But media? Should journalists display such reticence to ventilate substantive counterpoints in such a critical policy switch?

Are we well served if reporters, perhaps flattered by special security briefings and privileged insider access, underplay a serious alternative critique?

"Although I wouldn't use Paul Keating's language, I think his concern is correct," said ANU Professor Hugh White, arguably Australia's pre-eminent strategic and defence policy intellectual.

White said it was "a bit rich" that government members say Keating doesn't understand how the world has changed because "it is they who don't understand" that the power dynamics in the region have shifted fundamentally. "They still think that America is the dominant power in East Asia and is going to remain so forever," he said.

White's argument demands attention. Under AUKUS, Australia has returned to the Anglosphere all but abandoning the notion of security "in" Asia, in search of protection "from" Asia.

Without a full public discussion, Australia has chosen a side and it may actually make our participation in a subsequent conflict more likely, rather than less.

Is that well understood?

"A war between America and China over Taiwan would be world war three," White told me.

"It would be ... the biggest war the world has seen since 1945 and it would have a very good chance of being a nuclear war," before adding "there is no reason to expect America to win in a war with China over Taiwan".

While Keating unwisely went personal, that should not be an excuse for AUKUS spruikers to do the same to him, to ignore his core arguments while dog-whistling about his age and questioning his grasp on the contemporary world.

Yes, he left parliament 27 years ago but that is irrelevant. Besides, he is still younger than Biden.

Mark Kenny is a professor at the ANU Australian Studies Institute and host of the Democracy Sausage podcast.

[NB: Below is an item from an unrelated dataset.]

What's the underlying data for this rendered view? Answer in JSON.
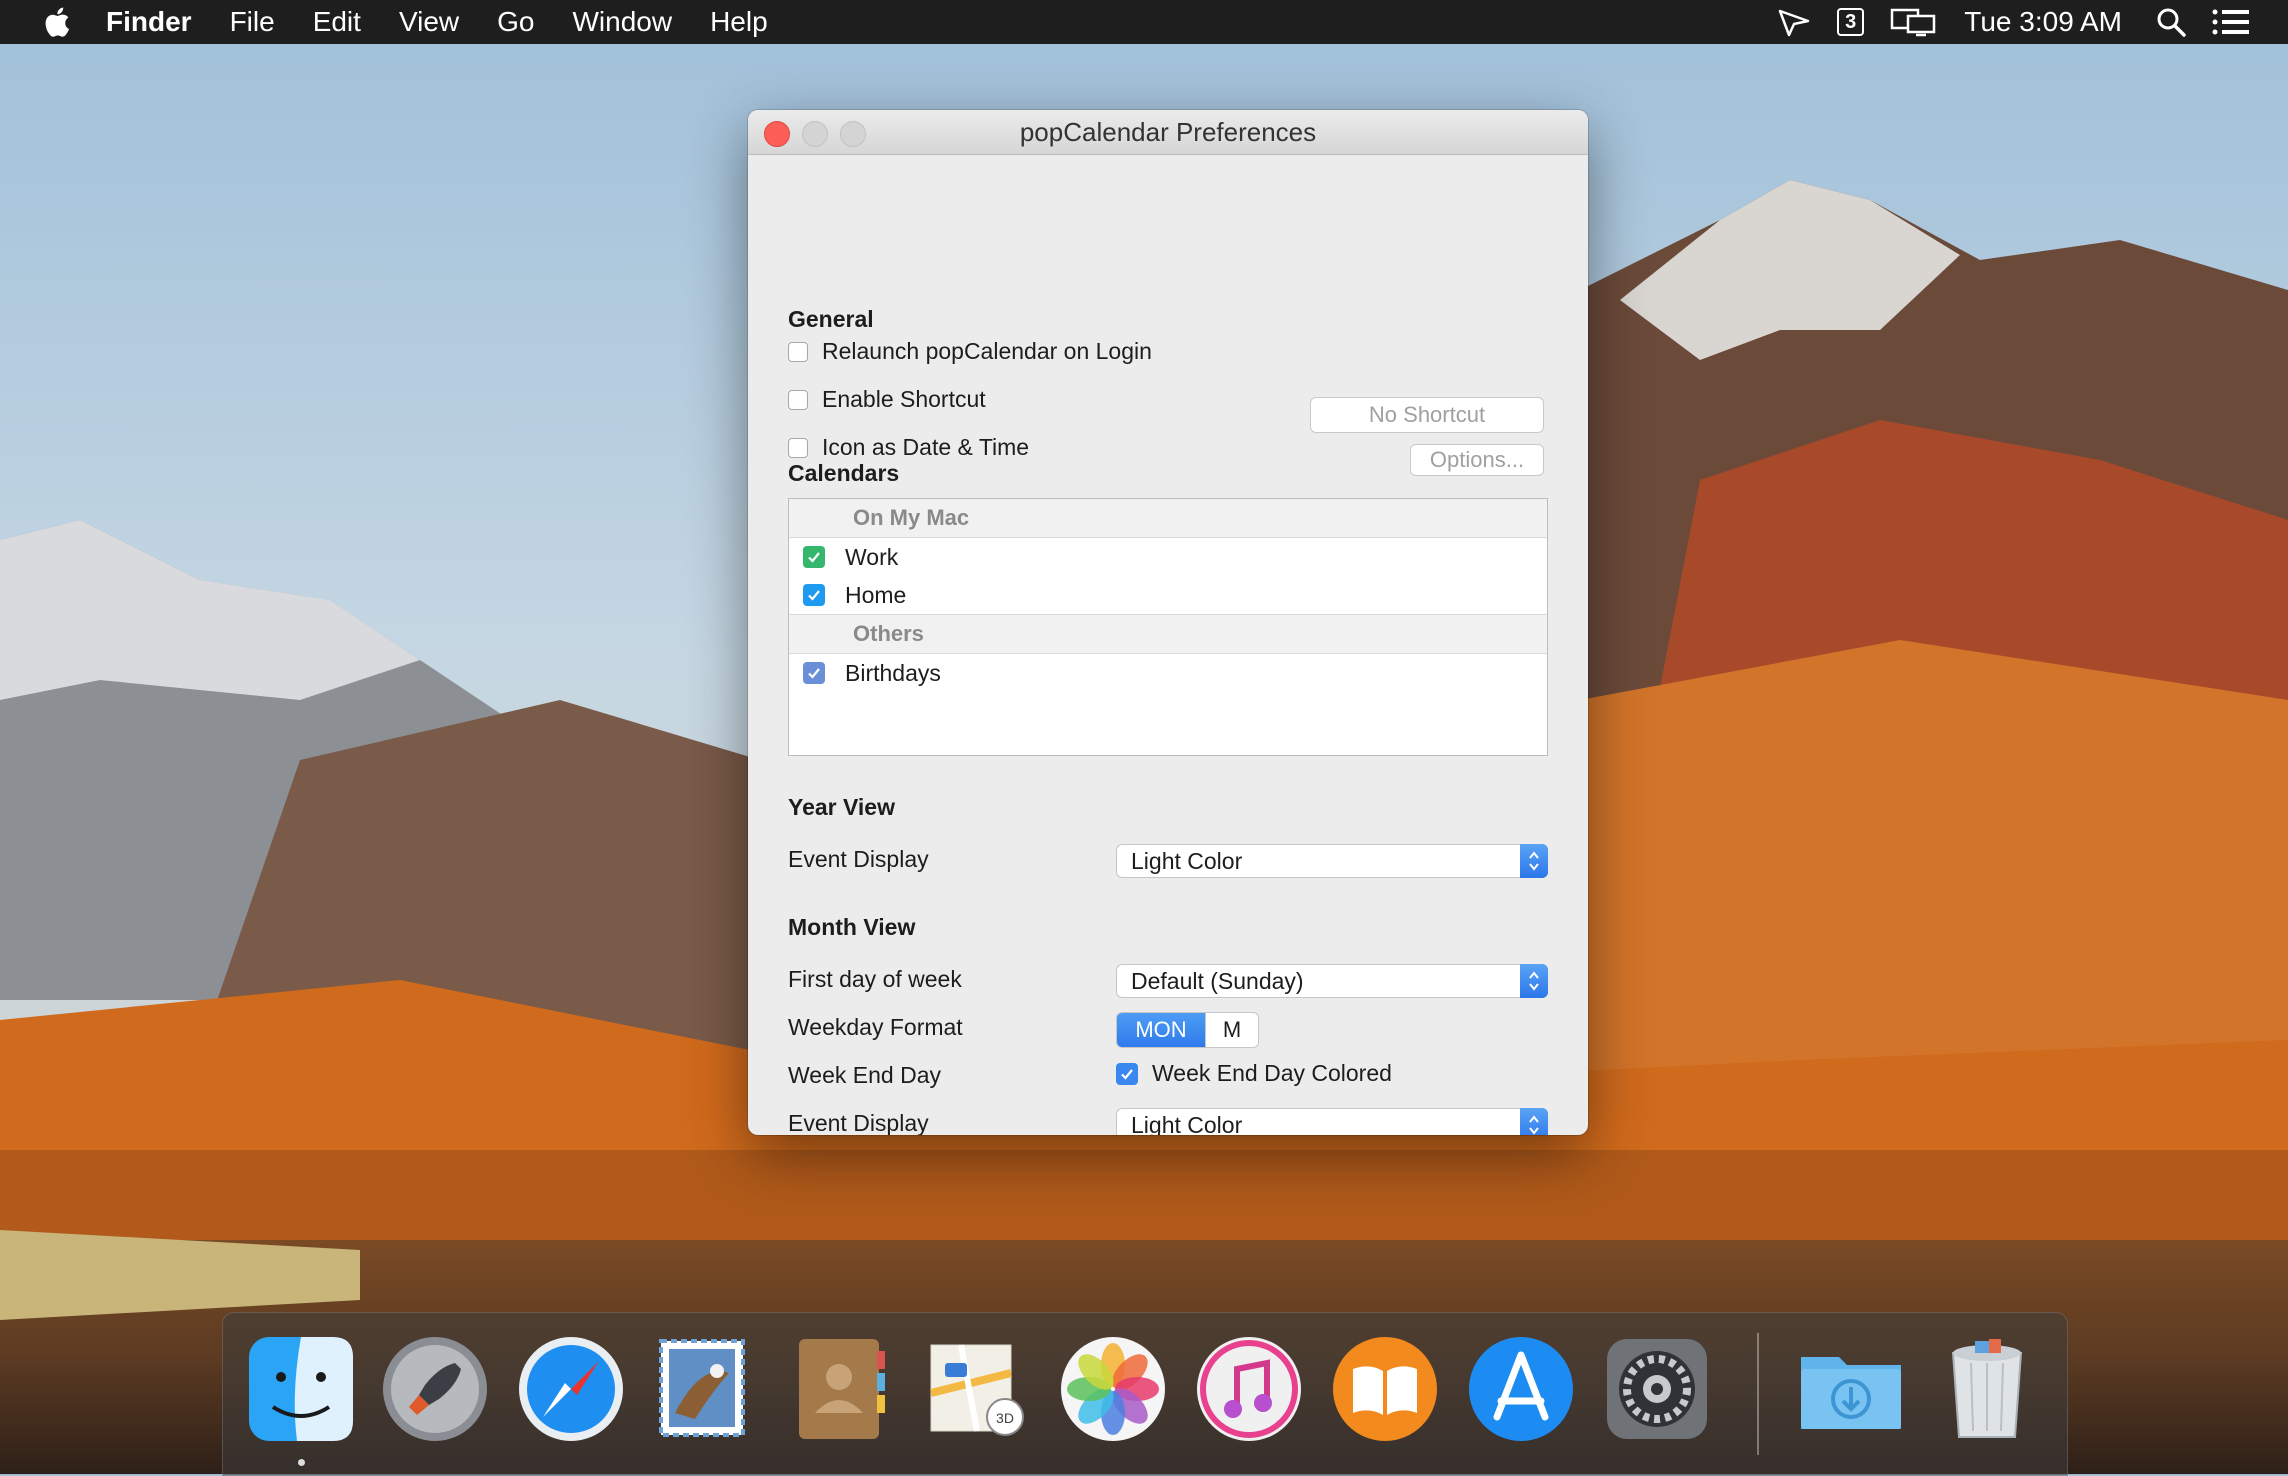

Updated:  20 March 2023/Responsible Officer:  Institute Director/Page Contact:  CASS Marketing & Communications